The Massachusetts Democrat’s Owl affiliation marked a break from the Kennedy family mold. Two of his older brothers, President John F. Kennedy ’40 and Sen. Robert F. Kennedy ’48, were members of another all-male Harvard final club, the Spee.

During his days as a student at Harvard, the youngest brother in the Kennedy clan garnered just one mention in The Crimson—a 1956 article about an inter-house debating event, according to an archive search.

The question at the debate was: “Resolved: That the Federal Government should compel the state of Alabama to grant equal educational opportunities to Negroes.” Kennedy’s Winthrop team took the negative side and won.

Final clubs played a prominent role in previous presidents’ Harvard days. Theodore Roosevelt, Class of 1880, was a member of the oldest of the final clubs, the Porcellian. But his fifth cousin Franklin Delano, Class of 1904, was blocked from joining the Porcellian when an upperclassmen “blackballed” his membership bid, according the University’s website.

Senator Charles E. Schumer ’71, D-N.Y., joined the co-ed arts and letters society Signet during his undergraduate years at Harvard, but he was never a final club member, Schumer spokesman Izzy Klein said yesterday.

And Senator Jesse F. “Jeff” Bingaman ’65, D-N.M., also was never a final club member, Bingaman spokeswoman Jude McCartin said.

A spokesman for John D. “Jay” Rockefeller IV ’61 said he did not know whether the West Virginia Democrat ever belonged to one of the secretive social groups.

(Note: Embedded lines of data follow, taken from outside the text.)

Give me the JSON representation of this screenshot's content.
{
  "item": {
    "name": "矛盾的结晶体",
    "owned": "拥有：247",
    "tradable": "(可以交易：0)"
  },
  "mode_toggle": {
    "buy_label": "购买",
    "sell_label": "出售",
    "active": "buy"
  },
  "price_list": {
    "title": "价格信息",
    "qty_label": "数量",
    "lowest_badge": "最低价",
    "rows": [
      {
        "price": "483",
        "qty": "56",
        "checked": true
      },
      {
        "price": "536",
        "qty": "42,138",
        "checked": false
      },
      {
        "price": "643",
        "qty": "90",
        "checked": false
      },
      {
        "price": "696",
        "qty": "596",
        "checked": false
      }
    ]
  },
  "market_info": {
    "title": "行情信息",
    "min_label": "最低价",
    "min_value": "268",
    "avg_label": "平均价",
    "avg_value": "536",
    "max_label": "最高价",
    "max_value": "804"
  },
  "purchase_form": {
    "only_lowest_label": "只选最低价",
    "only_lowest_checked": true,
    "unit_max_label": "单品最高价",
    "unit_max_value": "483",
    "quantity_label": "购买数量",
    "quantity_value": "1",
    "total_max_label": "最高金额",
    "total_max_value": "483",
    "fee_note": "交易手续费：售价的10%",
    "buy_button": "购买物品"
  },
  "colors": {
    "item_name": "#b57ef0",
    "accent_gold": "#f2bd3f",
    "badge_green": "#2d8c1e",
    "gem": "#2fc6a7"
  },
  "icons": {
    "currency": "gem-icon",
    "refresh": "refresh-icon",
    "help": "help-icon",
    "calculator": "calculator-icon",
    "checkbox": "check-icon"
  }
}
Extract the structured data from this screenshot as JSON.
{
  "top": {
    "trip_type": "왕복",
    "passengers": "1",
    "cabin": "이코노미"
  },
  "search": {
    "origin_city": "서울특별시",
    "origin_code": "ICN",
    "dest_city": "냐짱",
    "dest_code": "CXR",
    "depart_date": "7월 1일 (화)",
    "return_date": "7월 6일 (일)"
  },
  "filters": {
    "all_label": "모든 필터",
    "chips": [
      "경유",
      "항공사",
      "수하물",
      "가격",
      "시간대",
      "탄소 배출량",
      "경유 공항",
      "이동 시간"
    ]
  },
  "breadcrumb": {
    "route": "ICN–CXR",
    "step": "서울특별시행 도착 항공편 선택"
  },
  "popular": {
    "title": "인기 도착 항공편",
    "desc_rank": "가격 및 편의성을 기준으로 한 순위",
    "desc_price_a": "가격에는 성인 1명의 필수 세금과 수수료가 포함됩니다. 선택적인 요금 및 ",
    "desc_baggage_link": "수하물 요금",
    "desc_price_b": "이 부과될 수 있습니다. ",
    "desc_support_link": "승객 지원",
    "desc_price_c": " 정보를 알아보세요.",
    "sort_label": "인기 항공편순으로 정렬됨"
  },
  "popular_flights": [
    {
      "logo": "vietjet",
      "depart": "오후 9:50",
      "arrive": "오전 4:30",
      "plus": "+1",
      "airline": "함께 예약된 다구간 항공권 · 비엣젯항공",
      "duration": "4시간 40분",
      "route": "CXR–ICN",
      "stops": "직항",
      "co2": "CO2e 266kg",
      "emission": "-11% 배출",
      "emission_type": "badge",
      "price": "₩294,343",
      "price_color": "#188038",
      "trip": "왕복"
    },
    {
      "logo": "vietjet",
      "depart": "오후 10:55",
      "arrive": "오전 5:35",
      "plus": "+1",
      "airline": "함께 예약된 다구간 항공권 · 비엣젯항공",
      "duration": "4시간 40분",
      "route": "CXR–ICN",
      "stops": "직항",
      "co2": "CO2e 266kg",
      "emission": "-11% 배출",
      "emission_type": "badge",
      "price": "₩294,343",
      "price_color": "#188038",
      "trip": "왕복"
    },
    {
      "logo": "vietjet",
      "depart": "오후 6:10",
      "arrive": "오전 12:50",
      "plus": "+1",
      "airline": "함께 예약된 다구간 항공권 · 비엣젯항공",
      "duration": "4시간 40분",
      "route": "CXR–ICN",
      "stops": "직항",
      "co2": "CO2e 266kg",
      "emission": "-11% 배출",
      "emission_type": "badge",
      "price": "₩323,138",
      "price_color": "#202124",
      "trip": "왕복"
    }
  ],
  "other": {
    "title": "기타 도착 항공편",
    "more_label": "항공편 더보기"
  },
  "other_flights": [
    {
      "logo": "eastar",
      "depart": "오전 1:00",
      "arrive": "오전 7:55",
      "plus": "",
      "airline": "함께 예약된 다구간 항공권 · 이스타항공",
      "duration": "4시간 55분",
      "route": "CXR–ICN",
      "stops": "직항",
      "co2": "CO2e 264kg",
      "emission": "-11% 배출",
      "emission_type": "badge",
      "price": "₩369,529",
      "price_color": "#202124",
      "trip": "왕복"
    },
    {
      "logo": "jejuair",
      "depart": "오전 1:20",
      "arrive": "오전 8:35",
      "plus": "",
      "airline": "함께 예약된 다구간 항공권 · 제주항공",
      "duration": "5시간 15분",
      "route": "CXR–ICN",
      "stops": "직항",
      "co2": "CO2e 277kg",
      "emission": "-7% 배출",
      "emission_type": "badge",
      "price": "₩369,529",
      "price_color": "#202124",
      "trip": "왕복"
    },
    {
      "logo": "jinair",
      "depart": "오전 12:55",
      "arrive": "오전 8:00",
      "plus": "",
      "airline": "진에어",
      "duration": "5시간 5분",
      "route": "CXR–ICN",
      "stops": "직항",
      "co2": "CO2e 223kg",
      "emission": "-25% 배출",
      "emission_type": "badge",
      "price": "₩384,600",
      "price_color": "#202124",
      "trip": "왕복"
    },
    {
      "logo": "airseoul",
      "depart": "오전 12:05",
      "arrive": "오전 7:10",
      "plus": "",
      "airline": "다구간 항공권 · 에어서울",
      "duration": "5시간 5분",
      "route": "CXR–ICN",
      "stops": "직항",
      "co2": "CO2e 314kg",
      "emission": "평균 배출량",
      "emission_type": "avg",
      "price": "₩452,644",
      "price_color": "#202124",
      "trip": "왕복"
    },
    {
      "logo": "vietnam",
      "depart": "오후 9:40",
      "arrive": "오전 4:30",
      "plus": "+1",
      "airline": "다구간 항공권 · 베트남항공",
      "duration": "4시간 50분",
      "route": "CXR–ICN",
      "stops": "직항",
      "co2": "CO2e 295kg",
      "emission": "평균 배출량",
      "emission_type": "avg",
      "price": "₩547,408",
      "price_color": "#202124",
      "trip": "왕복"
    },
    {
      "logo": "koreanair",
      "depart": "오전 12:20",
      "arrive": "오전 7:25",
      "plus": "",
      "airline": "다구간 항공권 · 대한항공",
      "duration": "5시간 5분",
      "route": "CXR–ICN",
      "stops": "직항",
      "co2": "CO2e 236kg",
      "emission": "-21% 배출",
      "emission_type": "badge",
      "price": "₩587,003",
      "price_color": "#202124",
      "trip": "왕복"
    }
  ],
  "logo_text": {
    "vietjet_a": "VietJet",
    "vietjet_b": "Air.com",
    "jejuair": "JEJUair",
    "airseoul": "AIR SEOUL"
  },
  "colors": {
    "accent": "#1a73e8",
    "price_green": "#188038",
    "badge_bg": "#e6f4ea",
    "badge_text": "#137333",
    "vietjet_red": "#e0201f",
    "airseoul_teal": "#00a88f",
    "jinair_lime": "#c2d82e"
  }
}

A spokesman for Senator David Vitter ’82 did not return a phone message inquiring whether the Louisiana Republican ever had final club ties.

According to a 2001 article from the Harvard Independent weekly newspaper, “George Washington and John Adams founded the Owl Club in 1745.” However, that seems highly unlikely, as Washington would have been 12 at the time and Adams would have been 10.

The first recorded mention of the Owl Club in The Crimson’s archives is from 1913.

Owl Club President Nick Cetrulo ’06 declined to comment on Kennedy’s ties to the organization yesterday.

“As a rule we do not report on people’s current membership status and payment status,” Cetrulo wrote in an e-mail.

The graduate board president of the Owl, Shawn Hayden, a physician, did not return two phone messages left at his Plano, Texas, home.

The Owl Club is located on 30 Holyoke St. According to the Harvard University Police Department’s online log, officers were dispatched to 30 Holyoke St. around noon on December 2 “to assist the Cambridge Fire Department in closing down the building.”

A sign posted on the clubhouse door on Dec. 9 said that Owl had been closed down “due to Fire safety problems” but would be reopened by the middle of that month.

Kennedy’s exit from the Owl raises the question of whether current Harvard undergrads with aspirations for higher office will steer clear of final clubs to prevent any damage to their planned political careers.

Joshua P. Downer ’09, who is the Harvard Republican Club’s freshman member-at-large, said: “Generally speaking, I don’t take my cues from Ted Kennedy.”

Thomas R. Benson ’09, who said he is considering a professional career in politics, wrote in an e-mail that the uproar over Kennedy’s Owl ties would not discourage him from joining a final club. “The attack on Kennedy was unmerited,” Benson wrote.

—Javier C Hernandez, Zachary M. Seward, and Natalie I. Sherman contributed to the reporting of this story.

—Staff writer Daniel J. Hemel can be reached at hemel@fas.harvard.edu.